TASK DESCRIPTION:
Read through the entries below and copy each line where "title" turns up.

Items from an interface collection:
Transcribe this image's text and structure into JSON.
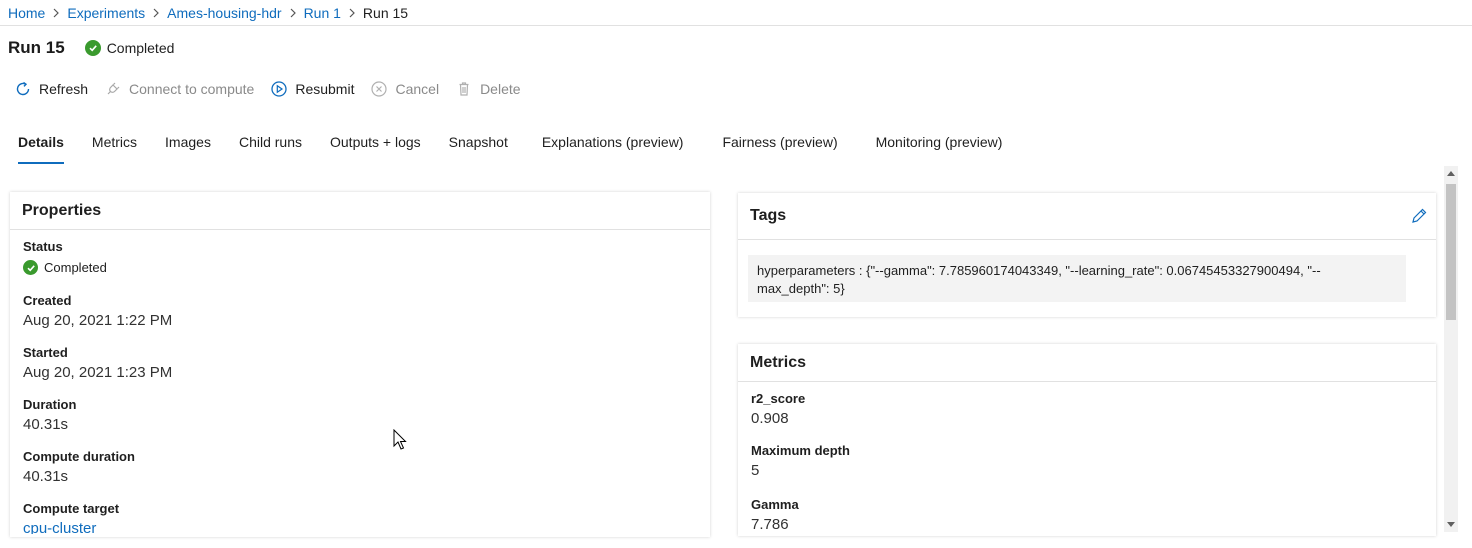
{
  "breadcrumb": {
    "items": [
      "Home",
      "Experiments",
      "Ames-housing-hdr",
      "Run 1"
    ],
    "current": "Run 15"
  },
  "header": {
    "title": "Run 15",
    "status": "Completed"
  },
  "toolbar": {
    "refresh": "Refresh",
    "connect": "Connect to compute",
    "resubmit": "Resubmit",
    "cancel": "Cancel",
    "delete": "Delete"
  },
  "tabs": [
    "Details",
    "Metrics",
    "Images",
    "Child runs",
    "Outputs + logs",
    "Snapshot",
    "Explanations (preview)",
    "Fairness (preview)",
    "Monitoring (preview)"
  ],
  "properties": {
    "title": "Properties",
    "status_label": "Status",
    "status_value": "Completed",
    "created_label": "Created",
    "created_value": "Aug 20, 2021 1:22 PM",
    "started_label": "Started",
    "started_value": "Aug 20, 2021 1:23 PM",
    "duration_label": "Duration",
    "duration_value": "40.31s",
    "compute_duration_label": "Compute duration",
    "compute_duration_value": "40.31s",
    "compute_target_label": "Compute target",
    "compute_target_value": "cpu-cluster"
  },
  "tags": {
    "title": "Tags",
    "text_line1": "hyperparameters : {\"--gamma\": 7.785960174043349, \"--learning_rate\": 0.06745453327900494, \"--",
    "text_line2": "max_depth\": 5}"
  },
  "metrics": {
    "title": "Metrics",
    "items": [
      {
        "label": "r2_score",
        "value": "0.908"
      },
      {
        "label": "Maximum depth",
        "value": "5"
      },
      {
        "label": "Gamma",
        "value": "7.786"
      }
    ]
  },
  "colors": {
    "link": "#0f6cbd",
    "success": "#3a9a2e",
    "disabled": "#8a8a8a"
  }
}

TASK ANSWER:
    "title": "Run 15",
    "title": "Properties",
    "title": "Tags",
    "title": "Metrics",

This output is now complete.